For his first time as a director, Ben Affleck chose a serious drama about missing children, wayward parents, and idealism lost and regained. “Gone Baby Gone” is based on the novel by Dennis Lehane. Affleck has taken a tough look into the conscience.
The story is a devastating one: four-year-old Amanda McCready has disappeared without a trace from her South Boston neighborhood. The cops are out in formation, as are the television news vans, antennas raised high and all but trembling for blood.
The neighbors eagerly offer ready-made headlines and self-flattering condolences: they’re coming together, everyone loves Amanda. The days tick past and the child’s anxious aunt Bea seeks help from a local private investigator, Patrick Kenzie, who is played by Casey Affleck, the director’s younger brother.
There are concealed motives in “Gone Baby Gone,” but there always are, in any crime movie. Certain clues are planted in plain view. We can see them just fine, but we don’t know they’re clues. No scene to give the plot twist away.
6. Soylent Green (1973)
“Soylent Green,” directed by Richard Fleischer from a screenplay by Stanley R. Greenberg, imagines a scary vision of the future that is made all the more urgent by today’s food prices and approaching energy crisis.
Soylent Green is a food and it feeds the 40 million inhabitants of New York City in 2022. Everything is scarce. Poor people live in cars. Women are completely oppressed; if they are young and pretty they become permanent mistresses in the apartments of the rich.

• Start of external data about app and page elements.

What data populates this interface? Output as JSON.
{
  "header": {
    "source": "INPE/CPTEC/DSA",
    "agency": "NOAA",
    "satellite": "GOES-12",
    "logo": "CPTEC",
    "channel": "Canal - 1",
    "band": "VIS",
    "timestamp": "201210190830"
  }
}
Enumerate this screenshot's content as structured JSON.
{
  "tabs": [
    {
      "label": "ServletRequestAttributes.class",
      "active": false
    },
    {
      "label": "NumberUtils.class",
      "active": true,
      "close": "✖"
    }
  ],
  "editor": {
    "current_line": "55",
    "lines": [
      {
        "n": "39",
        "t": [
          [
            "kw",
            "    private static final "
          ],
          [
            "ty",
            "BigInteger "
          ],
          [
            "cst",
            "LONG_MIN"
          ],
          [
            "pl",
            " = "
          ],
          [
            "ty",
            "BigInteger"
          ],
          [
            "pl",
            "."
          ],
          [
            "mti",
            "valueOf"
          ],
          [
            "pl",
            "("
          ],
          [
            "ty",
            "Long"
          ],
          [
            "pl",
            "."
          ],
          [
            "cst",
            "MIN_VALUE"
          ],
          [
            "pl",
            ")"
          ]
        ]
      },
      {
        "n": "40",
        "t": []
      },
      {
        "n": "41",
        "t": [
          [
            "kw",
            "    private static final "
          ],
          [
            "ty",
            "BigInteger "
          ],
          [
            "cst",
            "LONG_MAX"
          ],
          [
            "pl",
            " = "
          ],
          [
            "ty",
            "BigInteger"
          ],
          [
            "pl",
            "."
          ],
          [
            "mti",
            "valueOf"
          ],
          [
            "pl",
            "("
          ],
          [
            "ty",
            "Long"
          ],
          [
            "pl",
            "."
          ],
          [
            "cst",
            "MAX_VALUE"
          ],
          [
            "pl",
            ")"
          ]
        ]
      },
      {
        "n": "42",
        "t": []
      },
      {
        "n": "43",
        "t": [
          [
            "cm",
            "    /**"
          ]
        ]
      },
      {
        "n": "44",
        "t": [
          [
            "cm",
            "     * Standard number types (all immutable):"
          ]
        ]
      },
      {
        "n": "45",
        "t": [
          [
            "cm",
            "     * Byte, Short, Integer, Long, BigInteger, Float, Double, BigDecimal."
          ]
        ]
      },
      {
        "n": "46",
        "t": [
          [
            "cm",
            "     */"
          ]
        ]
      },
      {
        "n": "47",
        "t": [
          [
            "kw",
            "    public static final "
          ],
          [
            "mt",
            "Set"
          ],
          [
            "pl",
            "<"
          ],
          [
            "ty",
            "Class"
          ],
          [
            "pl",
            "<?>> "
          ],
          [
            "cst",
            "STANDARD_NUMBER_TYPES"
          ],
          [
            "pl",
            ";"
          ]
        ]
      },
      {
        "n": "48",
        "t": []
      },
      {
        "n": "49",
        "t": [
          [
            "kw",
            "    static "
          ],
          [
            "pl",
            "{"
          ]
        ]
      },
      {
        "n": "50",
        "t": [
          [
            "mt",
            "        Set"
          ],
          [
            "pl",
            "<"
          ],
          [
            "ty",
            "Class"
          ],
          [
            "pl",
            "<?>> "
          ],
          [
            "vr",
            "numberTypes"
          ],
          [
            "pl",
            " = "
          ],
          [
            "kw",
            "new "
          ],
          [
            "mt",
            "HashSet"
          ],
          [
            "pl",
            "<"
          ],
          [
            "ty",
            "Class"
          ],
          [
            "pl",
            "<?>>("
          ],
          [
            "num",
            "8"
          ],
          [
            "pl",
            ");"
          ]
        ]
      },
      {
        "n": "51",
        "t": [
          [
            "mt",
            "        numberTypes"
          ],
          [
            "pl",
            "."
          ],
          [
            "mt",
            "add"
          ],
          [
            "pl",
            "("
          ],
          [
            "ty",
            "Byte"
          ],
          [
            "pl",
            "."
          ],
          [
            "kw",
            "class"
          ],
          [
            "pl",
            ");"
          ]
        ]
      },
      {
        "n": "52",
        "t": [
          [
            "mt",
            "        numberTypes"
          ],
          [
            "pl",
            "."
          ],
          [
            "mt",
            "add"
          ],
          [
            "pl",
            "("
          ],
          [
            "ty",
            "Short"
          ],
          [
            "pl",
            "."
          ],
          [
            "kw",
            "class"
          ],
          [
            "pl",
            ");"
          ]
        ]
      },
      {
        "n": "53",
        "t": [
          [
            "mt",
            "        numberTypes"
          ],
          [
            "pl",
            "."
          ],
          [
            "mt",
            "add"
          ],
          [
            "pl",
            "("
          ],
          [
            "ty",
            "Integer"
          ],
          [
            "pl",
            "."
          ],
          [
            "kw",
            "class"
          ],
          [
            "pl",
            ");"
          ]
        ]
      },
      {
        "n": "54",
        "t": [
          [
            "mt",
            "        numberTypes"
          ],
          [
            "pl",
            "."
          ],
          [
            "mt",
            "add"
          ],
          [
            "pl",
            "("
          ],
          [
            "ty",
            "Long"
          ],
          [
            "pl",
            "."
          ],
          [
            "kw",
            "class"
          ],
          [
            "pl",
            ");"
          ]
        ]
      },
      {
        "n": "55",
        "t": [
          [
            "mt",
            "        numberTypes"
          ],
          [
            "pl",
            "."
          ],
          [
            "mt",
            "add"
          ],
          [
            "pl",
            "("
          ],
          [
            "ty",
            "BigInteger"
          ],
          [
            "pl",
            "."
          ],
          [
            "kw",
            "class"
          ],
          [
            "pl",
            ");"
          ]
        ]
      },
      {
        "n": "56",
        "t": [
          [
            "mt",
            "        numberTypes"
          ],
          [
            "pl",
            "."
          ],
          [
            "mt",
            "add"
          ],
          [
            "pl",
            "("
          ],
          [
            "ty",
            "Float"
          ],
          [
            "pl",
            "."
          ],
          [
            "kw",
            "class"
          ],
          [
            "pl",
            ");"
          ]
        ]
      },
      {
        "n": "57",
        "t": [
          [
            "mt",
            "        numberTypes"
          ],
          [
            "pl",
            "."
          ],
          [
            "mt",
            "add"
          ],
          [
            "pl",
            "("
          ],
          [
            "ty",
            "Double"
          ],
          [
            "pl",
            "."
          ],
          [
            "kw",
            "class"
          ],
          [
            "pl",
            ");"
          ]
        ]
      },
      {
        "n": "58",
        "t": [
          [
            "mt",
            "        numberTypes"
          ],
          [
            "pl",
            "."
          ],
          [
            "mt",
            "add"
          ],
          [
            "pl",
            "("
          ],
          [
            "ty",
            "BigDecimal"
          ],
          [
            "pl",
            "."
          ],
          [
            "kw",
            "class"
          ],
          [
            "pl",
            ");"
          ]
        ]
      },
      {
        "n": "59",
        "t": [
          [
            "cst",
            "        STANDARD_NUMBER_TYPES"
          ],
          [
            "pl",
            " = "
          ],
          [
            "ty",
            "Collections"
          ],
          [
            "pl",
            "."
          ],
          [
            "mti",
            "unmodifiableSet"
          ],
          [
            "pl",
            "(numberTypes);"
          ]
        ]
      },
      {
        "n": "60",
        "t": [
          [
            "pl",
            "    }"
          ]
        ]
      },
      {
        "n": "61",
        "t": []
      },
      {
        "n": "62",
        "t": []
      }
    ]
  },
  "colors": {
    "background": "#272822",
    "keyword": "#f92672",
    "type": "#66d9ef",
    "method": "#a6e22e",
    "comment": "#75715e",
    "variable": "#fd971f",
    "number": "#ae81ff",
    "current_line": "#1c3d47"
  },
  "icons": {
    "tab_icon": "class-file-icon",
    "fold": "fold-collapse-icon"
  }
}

The only pleasant experience is death, a perverse idea which provides Edward G. Robinson with as moving a screen farewell as any actor has ever had. Robinson plays the book researcher for detective Charlton Heston, who is searching for the assassin of Joseph Cotten, one of the most powerful men on earth. He suspects his mistress, played by Leigh Taylor-Young, and bodyguard Chuck Connors.
The secret of “Soylent Green,” which is the plot twist, shouldn’t be revealed. The movie was already enjoyable on its own.